THE PROBLEM AND ITS SETTING
The employees are one of the greatest assets of a company. How they act in the workplace, and how happy they are in their roles is essential in the operation of a company. Every valuable employee should be properly motivated to stay in a company for a longer period of time. But what if employees are not satisfied with what they receive? Or if the company is not able to properly motivate their employees? Should this affect the operation of the company? These queries can be answered by conducting a study relevant to this topic. Employee retention is defined as a systematic effort by employers to create and foster an environment that encourages current employees to remain with the organization. It has become one of the major concerns for companies in the current scenario. Individuals once being trained have a tendency to move to other organizations for better prospects. Whenever a talented employee expresses his willingness to move on, it is the responsibility of the management and the human resource team to intervene immediately and find out the exact reasons leading to the decision (Manohar, 2012). Employee retention strategies go a long way in motivating the employees so that they stick to the organization for the maximum time and contribute effectively.
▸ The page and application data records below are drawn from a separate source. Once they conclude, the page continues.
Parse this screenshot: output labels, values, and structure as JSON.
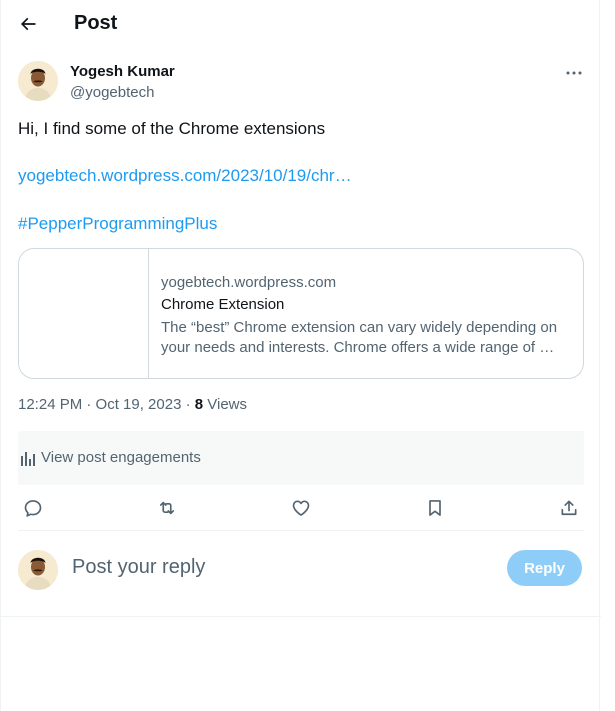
{
  "header": {
    "title": "Post",
    "back_icon": "arrow-left-icon"
  },
  "author": {
    "name": "Yogesh Kumar",
    "handle": "@yogebtech"
  },
  "post": {
    "text": "Hi, I find some of the Chrome extensions",
    "link": "yogebtech.wordpress.com/2023/10/19/chr…",
    "hashtag": "#PepperProgrammingPlus"
  },
  "card": {
    "domain": "yogebtech.wordpress.com",
    "title": "Chrome Extension",
    "description": "The “best” Chrome extension can vary widely depending on your needs and interests. Chrome offers a wide range of …"
  },
  "meta": {
    "timestamp": "12:24 PM · Oct 19, 2023 · ",
    "views_count": "8",
    "views_label": " Views"
  },
  "engagements": {
    "label": "View post engagements"
  },
  "reply": {
    "placeholder": "Post your reply",
    "button_label": "Reply"
  },
  "colors": {
    "accent": "#1d9bf0",
    "reply_button_disabled": "#8ecdf8",
    "muted_text": "#536471"
  }
}
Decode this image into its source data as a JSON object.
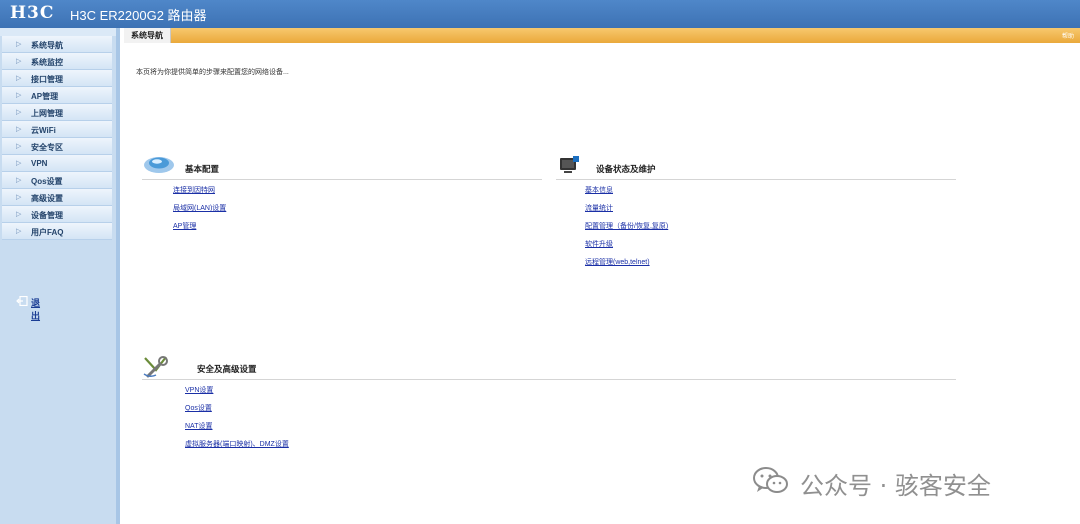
{
  "header": {
    "logo": "H3C",
    "title": "H3C ER2200G2 路由器"
  },
  "sidebar": {
    "items": [
      {
        "label": "系统导航"
      },
      {
        "label": "系统监控"
      },
      {
        "label": "接口管理"
      },
      {
        "label": "AP管理"
      },
      {
        "label": "上网管理"
      },
      {
        "label": "云WiFi"
      },
      {
        "label": "安全专区"
      },
      {
        "label": "VPN"
      },
      {
        "label": "Qos设置"
      },
      {
        "label": "高级设置"
      },
      {
        "label": "设备管理"
      },
      {
        "label": "用户FAQ"
      }
    ],
    "logout": "退出"
  },
  "main": {
    "tab": "系统导航",
    "help": "帮助",
    "intro": "本页将为你提供简单的步骤来配置您的网络设备...",
    "sections": {
      "basic": {
        "title": "基本配置",
        "links": [
          "连接到因特网",
          "局域网(LAN)设置",
          "AP管理"
        ]
      },
      "status": {
        "title": "设备状态及维护",
        "links": [
          "基本信息",
          "流量统计",
          "配置管理（备份/恢复,复原)",
          "软件升级",
          "远程管理(web,telnet)"
        ]
      },
      "security": {
        "title": "安全及高级设置",
        "links": [
          "VPN设置",
          "Qos设置",
          "NAT设置",
          "虚拟服务器(端口映射)、DMZ设置"
        ]
      }
    }
  },
  "watermark": {
    "text": "公众号 · 骇客安全"
  },
  "colors": {
    "header_blue": "#4a80c2",
    "tab_orange": "#eeb24b",
    "link_blue": "#1a2fa6",
    "sidebar_bg": "#c8dcf0"
  }
}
Sincere efforts must be taken to ensure growth and learning for the employees in their current assignments and for them to enjoy their work. That is why retention strategies are important. These strategies strengthen the ability of a business to attract and retain their workforce. Once the right staff has been recruited, retention practices provide the tools necessary to support staff. Hiring an employee is only a first step, building awareness of the importance of employee retention is essential. Successful organizations realize by having an effective employee retention plan will help them sustain their leadership and growth in the marketplace. Good organizations make employee retention a core element of their talent management strategy and organizational development process. Those that fail to make employee retention a priority are at risk of losing their top talented people to the competition (Rouble, 2008). Keeping or losing the best workers can be critical to whether an organization can maintain a competitive advantage and whether operations in the organization run smoothly and efficiently. Simply stated, if the best workers are not retained, an organization can be negatively affected from the operational to the strategic level (Cardy and Lengnik-Hall, 2011). Hotels with a three-star rating feature mid-scale comfort and amenities, including reasonably sized rooms, restaurants serving breakfast, lunch and dinner, room service and modest fitness centres (ehow.com).
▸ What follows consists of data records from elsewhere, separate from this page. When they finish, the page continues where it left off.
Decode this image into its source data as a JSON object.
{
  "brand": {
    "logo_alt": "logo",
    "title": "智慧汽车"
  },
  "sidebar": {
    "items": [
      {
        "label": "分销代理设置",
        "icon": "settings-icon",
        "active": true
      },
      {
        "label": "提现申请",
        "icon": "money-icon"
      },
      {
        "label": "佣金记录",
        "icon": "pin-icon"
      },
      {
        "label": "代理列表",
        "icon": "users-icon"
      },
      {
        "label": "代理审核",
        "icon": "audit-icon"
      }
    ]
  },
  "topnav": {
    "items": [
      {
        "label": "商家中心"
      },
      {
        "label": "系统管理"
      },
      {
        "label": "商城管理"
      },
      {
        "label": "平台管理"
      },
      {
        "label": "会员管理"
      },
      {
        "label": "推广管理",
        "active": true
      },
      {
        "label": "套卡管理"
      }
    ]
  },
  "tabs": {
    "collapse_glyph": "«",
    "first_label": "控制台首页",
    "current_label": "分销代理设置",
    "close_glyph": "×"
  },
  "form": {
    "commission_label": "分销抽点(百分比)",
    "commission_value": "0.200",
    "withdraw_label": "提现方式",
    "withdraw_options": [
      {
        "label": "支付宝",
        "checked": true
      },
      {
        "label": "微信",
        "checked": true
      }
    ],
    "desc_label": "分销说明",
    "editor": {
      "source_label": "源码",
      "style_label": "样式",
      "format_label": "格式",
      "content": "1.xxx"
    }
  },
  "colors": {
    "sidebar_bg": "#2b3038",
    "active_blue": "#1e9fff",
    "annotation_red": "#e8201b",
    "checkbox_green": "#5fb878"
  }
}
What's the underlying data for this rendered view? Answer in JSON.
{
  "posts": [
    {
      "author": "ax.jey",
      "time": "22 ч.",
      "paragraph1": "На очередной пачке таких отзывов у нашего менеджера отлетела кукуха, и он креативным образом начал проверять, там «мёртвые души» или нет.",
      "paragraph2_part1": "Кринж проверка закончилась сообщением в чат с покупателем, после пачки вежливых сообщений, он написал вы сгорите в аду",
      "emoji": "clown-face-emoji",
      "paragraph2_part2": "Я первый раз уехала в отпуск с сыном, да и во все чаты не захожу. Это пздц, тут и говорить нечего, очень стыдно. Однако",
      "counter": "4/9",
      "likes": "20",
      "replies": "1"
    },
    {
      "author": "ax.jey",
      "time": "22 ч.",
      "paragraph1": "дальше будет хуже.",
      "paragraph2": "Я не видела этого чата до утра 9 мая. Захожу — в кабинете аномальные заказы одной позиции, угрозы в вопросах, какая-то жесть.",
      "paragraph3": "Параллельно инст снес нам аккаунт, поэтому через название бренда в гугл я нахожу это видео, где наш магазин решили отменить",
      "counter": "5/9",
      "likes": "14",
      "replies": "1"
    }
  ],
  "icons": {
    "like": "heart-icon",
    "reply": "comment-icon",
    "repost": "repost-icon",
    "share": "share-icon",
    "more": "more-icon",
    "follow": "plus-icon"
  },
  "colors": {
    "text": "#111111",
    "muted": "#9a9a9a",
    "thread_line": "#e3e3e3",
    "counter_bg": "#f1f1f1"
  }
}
The essence of this study is that, business establishments realize the importance of employee retention and employees themselves must know if the retention strategies that are applied by their establishment are deemed worthy of the service/work they offer. It is in this premise, which the researchers have decided to have an attempt to determine the level of effectiveness of retention strategies among regular employees in select three-star hotels in Makati City. Theoretical Framework
This study was anchored on Frederick Herzberg’s Motivation-Hygiene Theory, which states that employees can be retained through minimizing dissatisfaction and maximizing satisfaction. In the 1950s, Frederick Herzberg studied employee retention and motivation and eventually came up with his duel dimensional job satisfaction theory; Herzberg believed that the two dimensions of job satisfaction are dissatisfiers (he called them "hygiene" issues) and satisfiers, also called motivators. Dissatisfiers include factors such as administration, company policy, working conditions, supervision, relationships and salary. Satisfiers include the job, promotion, achievement, responsibility...